    2. Doh-Shin Jeon & Domenico Menicucci, 2012. "Bundling and Competition for Slots," American Economic Review, American Economic Association, vol. 102(5), pages 1957-1985, August.
    3. Moul, Charles C., 2008. "Retailer entry conditions and wholesaler conduct: The theatrical distribution of motion pictures," International Journal of Industrial Organization, Elsevier, vol. 26(4), pages 966-983, July.
    4. Ricard Gil & Wesley Hartmann, 2007. "The Role and Determinants of Concession Sales in Movie Theaters: Evidence from the Spanish Exhibition Industry," Review of Industrial Organization, Springer;The Industrial Organization Society, vol. 30(4), pages 325-347, June.
    5. Orbach, Barak Y. & Einav, Liran, 2007. "Uniform prices for differentiated goods: The case of the movie-theater industry," International Review of Law and Economics, Elsevier, vol. 27(2), pages 129-153.
    6. Darlene C Chisholm, 2011. "Motion Pictures," Chapters,in: A Handbook of Cultural Economics, Second Edition, chapter 39 Edward Elgar Publishing.

    More about this item

    Statistics

    Access and download statistics

    Corrections
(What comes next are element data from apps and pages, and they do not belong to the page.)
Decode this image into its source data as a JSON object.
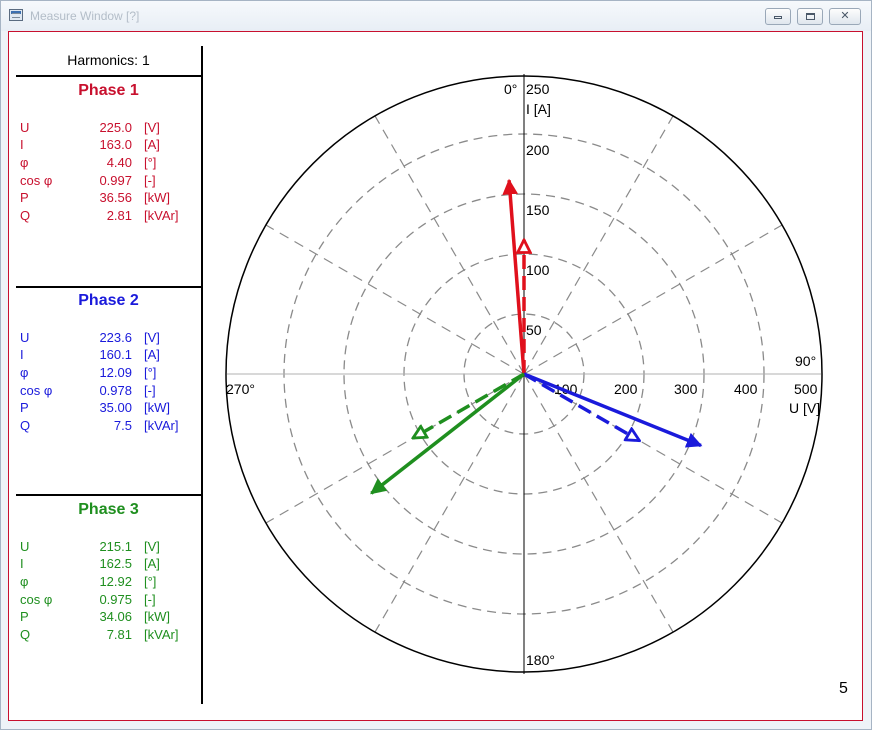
{
  "window": {
    "title": "Measure Window [?]",
    "colors": {
      "frame_border": "#c8102e",
      "phase1": "#c8102e",
      "phase2": "#1a1adb",
      "phase3": "#1f8f1f"
    }
  },
  "panel": {
    "harmonics": "Harmonics: 1",
    "phases": [
      {
        "title": "Phase 1",
        "rows": [
          {
            "label": "U",
            "value": "225.0",
            "unit": "[V]"
          },
          {
            "label": "I",
            "value": "163.0",
            "unit": "[A]"
          },
          {
            "label": "φ",
            "value": "4.40",
            "unit": "[°]"
          },
          {
            "label": "cos φ",
            "value": "0.997",
            "unit": "[-]"
          },
          {
            "label": "P",
            "value": "36.56",
            "unit": "[kW]"
          },
          {
            "label": "Q",
            "value": "2.81",
            "unit": "[kVAr]"
          }
        ]
      },
      {
        "title": "Phase 2",
        "rows": [
          {
            "label": "U",
            "value": "223.6",
            "unit": "[V]"
          },
          {
            "label": "I",
            "value": "160.1",
            "unit": "[A]"
          },
          {
            "label": "φ",
            "value": "12.09",
            "unit": "[°]"
          },
          {
            "label": "cos φ",
            "value": "0.978",
            "unit": "[-]"
          },
          {
            "label": "P",
            "value": "35.00",
            "unit": "[kW]"
          },
          {
            "label": "Q",
            "value": "7.5",
            "unit": "[kVAr]"
          }
        ]
      },
      {
        "title": "Phase 3",
        "rows": [
          {
            "label": "U",
            "value": "215.1",
            "unit": "[V]"
          },
          {
            "label": "I",
            "value": "162.5",
            "unit": "[A]"
          },
          {
            "label": "φ",
            "value": "12.92",
            "unit": "[°]"
          },
          {
            "label": "cos φ",
            "value": "0.975",
            "unit": "[-]"
          },
          {
            "label": "P",
            "value": "34.06",
            "unit": "[kW]"
          },
          {
            "label": "Q",
            "value": "7.81",
            "unit": "[kVAr]"
          }
        ]
      }
    ]
  },
  "phasor_diagram": {
    "angle_labels": {
      "top": "0°",
      "right": "90°",
      "bottom": "180°",
      "left": "270°"
    },
    "current_axis": {
      "ticks": [
        "50",
        "100",
        "150",
        "200",
        "250"
      ],
      "label": "I [A]",
      "max": 250
    },
    "voltage_axis": {
      "ticks": [
        "100",
        "200",
        "300",
        "400",
        "500"
      ],
      "label": "U [V]",
      "max": 500
    },
    "ring_count": 5,
    "spoke_step_deg": 30,
    "phasors": [
      {
        "phase": "Phase 1",
        "kind": "voltage",
        "style": "dashed",
        "color": "#e0101c",
        "magnitude": 225.0,
        "angle_deg": 0
      },
      {
        "phase": "Phase 1",
        "kind": "current",
        "style": "solid",
        "color": "#e0101c",
        "magnitude": 163.0,
        "angle_deg": -4.4
      },
      {
        "phase": "Phase 2",
        "kind": "voltage",
        "style": "dashed",
        "color": "#1a1adb",
        "magnitude": 223.6,
        "angle_deg": 120
      },
      {
        "phase": "Phase 2",
        "kind": "current",
        "style": "solid",
        "color": "#1a1adb",
        "magnitude": 160.1,
        "angle_deg": 112
      },
      {
        "phase": "Phase 3",
        "kind": "voltage",
        "style": "dashed",
        "color": "#1f8f1f",
        "magnitude": 215.1,
        "angle_deg": 240
      },
      {
        "phase": "Phase 3",
        "kind": "current",
        "style": "solid",
        "color": "#1f8f1f",
        "magnitude": 162.5,
        "angle_deg": 232
      }
    ]
  },
  "page_number": "5"
}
    All material on this site has been provided by the respective publishers and authors. You can help correct errors and omissions. When requesting a correction, please mention this item's handle: RePEc:ucp:jlawec:v:43:y:2000:i:2:p:427-35. See general information about how to correct material in RePEc.

    For technical questions regarding this item, or to correct its authors, title, abstract, bibliographic or download information, contact: (Journals Division). General contact details of provider: http://www.journals.uchicago.edu/JLE/ .

    If you have authored this item and are not yet registered with RePEc, we encourage you to do it here. This allows to link your profile to this item. It also allows you to accept potential citations to this item that we are uncertain about.

    If CitEc recognized a reference but did not link an item in RePEc to it, you can help with this form .

    If you know of missing items citing this one, you can help us creating those links by adding the relevant references in the same way as above, for each refering item. If you are a registered author of this item, you may also want to check the "citations" tab in your RePEc Author Service profile, as there may be some citations waiting for confirmation.

    Please note that corrections may take a couple of weeks to filter through the various RePEc services.

    IDEAS is a RePEc service hosted by the Research Division of the Federal Reserve Bank of St. Louis . RePEc uses bibliographic data supplied by the respective publishers.